Two Misconceptions

  1. Does successfully picking objects after calibrating the extrinsic parameters with offset mean that the offset is correct?
    No, it is not correct. Most picking tasks have significant error redundancy, so the ability to pick objects after the initial calibration of extrinsic parameters does not guarantee the correctness of the offset. The accuracy of the offset depends on the calibration method. Generally, the methods used for extrinsic parameter calibration do not meet the requirements for offset calibration, making them incorrect.

  2. Does selecting the option to recalculate compensation parameters and achieving smaller residuals during extrinsic parameter calibration mean that recalculating compensation parameters is a better choice?
    No, quite the opposite. Selecting the option to recalculate compensation parameters might decrease system stability, leading to frequent inaccuracies in picking. The residuals in extrinsic parameter calibration refer to residuals in calibration poses and do not represent actual picking errors. Smaller residuals might be a result of overfitting. In most cases, the calibration poses used during extrinsic parameter calibration are insufficient for calculating the offset accurately. Offset requires dense pose sampling. Therefore, recalculating compensation parameters is not a better choice in most situations, and avoiding the use of offset is a more robust approach.
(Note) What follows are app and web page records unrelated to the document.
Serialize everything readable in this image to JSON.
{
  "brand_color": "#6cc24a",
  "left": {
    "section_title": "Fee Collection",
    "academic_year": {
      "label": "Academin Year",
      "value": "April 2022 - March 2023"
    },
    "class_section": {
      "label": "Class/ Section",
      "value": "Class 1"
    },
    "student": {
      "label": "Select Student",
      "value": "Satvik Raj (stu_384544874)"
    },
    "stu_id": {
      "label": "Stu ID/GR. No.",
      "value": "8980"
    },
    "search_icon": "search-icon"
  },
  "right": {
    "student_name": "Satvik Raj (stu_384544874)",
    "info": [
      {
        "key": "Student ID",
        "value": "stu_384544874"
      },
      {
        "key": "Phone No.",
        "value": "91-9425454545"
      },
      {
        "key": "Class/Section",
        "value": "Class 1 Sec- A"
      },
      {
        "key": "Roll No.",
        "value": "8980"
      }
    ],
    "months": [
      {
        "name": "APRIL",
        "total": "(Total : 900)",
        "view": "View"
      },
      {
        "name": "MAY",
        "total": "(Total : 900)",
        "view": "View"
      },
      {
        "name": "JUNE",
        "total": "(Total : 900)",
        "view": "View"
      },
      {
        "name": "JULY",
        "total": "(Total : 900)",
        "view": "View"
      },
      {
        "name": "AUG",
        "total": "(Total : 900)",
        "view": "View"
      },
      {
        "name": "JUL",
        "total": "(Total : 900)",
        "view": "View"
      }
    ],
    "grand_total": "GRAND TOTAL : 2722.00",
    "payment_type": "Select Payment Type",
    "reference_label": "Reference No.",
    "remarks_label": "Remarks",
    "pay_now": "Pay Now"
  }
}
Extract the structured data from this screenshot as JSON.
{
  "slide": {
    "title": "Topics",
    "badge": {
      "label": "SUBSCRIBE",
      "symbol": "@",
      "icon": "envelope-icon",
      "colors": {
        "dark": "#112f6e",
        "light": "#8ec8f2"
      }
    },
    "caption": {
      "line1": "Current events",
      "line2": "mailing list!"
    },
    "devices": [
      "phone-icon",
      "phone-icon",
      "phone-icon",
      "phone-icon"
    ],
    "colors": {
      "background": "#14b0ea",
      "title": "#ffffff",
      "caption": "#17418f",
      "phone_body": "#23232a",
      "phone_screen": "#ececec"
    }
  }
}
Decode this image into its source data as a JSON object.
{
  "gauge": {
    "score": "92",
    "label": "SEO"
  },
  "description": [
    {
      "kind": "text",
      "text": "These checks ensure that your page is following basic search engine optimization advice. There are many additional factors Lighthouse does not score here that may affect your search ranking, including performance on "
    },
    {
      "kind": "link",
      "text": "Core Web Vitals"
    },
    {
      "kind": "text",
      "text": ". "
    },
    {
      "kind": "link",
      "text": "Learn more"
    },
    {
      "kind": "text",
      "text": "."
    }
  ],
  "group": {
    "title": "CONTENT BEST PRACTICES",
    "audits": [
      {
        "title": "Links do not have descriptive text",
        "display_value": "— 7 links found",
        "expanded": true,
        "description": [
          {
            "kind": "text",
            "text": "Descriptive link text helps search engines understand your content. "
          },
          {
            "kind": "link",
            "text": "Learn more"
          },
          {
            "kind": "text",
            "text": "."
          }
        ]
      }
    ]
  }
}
Reference for the Principles, History, and Specifics of Offset

2. Camera Preheating

:white_check_mark: Correct Practices

  1. To minimize inaccuracies, the camera should be preheated for at least 30 minutes when calibrating extrinsic parameters, intrinsic parameters, or conducting rapid internal parameter correction, as well as calibrating other compensation parameters. For high-accuracy applications, it is recommended to preheat the camera for 45 minutes or more. The preheating process can be achieved by powering on the camera or continuously capturing images.

:x: Incorrect Practices

  1. Avoid immediately starting to use the camera when it is not powered on. In such cases, the camera has not yet reached a stable state, leading to insufficient stability. Even if stable captures are possible at that moment, it poses a risk to the long-term stability of the system.

3. After Stable Project Operation: Addressing Inaccuracies (To be updated)

:white_check_mark: Correct Practices

  1. Once inaccuracies are observed after a period of stable operation, start by examining the camera accuracy. If the scalar difference significantly exceeds the standards
    During the correction, ensure that the calibration board is positioned at the middle depth of field of the camera, with its distance from the camera being 2/3 of the nearest working distance and 1/3 of the farthest working distance. It is advisable to position it closer to the farthest working distance as longer distances are less stable than shorter ones.
  2. After rapid intrinsic parameter correction, during the external parameter calibration, pay attention to using the unit matrix for the offset. For specific details, refer to the first part of this document.

:x: Incorrect Practices

  1. When inaccuracies occur after a stable operation period, avoid solely recalibrating the camera’s extrinsic parameters without checking the camera accuracy. This is because extrinsic parameters represent rigid body transformations, capable of correcting linear errors only, leaving nonlinear errors unresolved. Nonlinear errors can be reduced by rapidly correcting the camera’s intrinsic parameters or by recalibrating the camera. It is important to note that the effectiveness of rapid intrinsic parameter correction is generally inferior to recalibrating the entire camera system.

  2. When the camera accuracy meets the factory standards, avoid quick correction of the camera’s intrinsic parameters. Rapid adjustment of intrinsic parameters uses calibration board of specifications that do not generally comply with the normal camera calibration process, potentially causing a decrease in the camera’s accuracy.